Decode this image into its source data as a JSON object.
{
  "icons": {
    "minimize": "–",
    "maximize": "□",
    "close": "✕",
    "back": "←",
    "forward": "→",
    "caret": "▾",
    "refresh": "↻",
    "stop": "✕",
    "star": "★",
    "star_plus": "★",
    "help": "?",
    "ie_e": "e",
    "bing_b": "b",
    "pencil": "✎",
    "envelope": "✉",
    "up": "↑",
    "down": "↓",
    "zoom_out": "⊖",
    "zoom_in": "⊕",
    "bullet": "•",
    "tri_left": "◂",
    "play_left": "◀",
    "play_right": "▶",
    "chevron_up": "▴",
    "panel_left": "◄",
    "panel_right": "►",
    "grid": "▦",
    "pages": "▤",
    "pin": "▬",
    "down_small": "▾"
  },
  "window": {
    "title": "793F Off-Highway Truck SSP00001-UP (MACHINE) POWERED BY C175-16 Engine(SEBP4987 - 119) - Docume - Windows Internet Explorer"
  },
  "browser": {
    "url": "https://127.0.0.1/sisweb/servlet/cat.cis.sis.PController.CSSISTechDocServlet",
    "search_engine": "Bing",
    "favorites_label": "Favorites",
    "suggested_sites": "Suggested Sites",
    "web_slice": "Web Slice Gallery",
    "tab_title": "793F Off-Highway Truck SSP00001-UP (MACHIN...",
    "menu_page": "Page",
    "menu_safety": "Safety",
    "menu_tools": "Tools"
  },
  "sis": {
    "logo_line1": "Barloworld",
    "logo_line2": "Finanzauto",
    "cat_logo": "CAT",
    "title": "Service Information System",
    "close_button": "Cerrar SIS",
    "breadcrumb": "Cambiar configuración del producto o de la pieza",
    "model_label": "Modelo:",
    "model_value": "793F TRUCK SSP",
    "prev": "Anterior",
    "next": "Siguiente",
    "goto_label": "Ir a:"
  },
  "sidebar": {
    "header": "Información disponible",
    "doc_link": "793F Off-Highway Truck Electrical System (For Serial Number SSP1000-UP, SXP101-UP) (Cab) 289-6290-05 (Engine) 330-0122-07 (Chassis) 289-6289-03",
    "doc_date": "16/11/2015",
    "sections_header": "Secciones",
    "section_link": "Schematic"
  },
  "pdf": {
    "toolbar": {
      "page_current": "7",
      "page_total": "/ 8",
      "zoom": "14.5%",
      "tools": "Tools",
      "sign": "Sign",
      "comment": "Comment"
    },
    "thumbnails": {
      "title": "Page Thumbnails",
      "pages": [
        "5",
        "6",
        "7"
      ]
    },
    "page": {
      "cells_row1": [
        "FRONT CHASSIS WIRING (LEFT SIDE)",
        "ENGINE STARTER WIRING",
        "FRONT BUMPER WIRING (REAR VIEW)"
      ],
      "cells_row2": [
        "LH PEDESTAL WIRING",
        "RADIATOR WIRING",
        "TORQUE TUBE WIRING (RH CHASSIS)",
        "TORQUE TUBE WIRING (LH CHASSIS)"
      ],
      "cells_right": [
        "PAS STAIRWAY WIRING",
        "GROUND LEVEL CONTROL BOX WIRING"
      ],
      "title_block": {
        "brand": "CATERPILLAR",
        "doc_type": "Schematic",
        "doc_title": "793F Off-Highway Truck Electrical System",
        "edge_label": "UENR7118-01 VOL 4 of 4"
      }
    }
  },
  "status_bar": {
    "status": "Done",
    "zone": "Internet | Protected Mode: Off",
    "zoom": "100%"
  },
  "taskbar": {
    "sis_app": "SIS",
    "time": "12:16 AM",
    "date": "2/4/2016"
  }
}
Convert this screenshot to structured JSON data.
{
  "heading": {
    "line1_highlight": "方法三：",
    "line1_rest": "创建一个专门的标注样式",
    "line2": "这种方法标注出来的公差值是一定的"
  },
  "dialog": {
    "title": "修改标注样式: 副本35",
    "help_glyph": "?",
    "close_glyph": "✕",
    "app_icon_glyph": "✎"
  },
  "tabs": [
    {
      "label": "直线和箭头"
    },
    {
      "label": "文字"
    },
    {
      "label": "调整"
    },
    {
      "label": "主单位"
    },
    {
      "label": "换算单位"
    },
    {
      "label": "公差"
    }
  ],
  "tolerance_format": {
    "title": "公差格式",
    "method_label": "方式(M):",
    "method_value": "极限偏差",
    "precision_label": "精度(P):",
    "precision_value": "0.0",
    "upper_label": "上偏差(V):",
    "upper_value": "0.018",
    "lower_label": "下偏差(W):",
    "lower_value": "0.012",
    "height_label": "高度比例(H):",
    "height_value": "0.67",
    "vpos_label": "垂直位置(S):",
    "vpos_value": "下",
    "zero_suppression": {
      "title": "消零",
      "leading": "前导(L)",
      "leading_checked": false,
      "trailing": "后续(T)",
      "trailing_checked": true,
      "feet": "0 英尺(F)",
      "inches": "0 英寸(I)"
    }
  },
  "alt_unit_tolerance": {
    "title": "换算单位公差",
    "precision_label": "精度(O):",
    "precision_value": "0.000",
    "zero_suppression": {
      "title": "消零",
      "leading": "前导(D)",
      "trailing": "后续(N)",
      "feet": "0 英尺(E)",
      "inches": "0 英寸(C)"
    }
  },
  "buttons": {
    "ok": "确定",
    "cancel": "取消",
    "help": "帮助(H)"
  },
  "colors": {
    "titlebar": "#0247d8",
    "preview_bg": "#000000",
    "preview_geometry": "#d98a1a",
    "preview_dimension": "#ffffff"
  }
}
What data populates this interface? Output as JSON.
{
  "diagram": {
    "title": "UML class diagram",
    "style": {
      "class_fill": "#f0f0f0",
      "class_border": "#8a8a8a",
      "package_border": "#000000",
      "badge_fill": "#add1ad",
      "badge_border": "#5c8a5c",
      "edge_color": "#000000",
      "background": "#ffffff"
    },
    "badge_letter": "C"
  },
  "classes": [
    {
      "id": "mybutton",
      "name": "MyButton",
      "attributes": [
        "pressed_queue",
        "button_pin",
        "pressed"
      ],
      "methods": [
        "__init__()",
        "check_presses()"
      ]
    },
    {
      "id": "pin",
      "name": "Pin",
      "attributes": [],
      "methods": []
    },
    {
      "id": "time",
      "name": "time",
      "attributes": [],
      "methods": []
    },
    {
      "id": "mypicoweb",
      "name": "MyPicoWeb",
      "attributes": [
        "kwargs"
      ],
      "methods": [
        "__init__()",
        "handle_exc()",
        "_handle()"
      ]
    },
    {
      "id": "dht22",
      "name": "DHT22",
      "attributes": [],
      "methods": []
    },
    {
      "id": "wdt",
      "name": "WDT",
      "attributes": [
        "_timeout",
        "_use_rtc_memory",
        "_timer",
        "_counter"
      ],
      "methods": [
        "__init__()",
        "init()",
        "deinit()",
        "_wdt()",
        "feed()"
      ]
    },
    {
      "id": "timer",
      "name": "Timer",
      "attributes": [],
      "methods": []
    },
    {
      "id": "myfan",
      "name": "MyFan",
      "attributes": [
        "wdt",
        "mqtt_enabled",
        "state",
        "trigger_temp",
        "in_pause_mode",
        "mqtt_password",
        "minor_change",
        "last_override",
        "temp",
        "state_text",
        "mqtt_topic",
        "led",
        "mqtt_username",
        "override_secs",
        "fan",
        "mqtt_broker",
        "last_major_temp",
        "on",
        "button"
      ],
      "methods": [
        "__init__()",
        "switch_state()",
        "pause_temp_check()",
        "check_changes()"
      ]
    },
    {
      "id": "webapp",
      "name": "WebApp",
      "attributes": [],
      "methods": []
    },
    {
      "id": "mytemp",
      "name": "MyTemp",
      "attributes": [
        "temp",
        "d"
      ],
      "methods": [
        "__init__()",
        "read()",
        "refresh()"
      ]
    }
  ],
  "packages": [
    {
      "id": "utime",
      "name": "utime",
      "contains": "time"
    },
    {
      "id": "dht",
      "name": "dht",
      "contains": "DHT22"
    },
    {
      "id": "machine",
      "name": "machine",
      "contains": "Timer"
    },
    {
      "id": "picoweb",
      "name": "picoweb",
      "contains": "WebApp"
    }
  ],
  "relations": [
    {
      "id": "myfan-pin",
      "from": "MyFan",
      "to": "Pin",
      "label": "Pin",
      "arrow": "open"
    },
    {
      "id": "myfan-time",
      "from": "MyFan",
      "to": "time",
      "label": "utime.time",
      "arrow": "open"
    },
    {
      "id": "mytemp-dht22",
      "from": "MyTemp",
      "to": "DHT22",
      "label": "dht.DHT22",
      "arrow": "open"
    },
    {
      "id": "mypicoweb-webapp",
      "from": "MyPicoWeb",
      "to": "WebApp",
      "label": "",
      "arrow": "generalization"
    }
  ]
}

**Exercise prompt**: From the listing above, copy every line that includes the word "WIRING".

**Task answer**:
        "FRONT CHASSIS WIRING (LEFT SIDE)",
        "ENGINE STARTER WIRING",
        "FRONT BUMPER WIRING (REAR VIEW)"
        "LH PEDESTAL WIRING",
        "RADIATOR WIRING",
        "TORQUE TUBE WIRING (RH CHASSIS)",
        "TORQUE TUBE WIRING (LH CHASSIS)"
        "PAS STAIRWAY WIRING",
        "GROUND LEVEL CONTROL BOX WIRING"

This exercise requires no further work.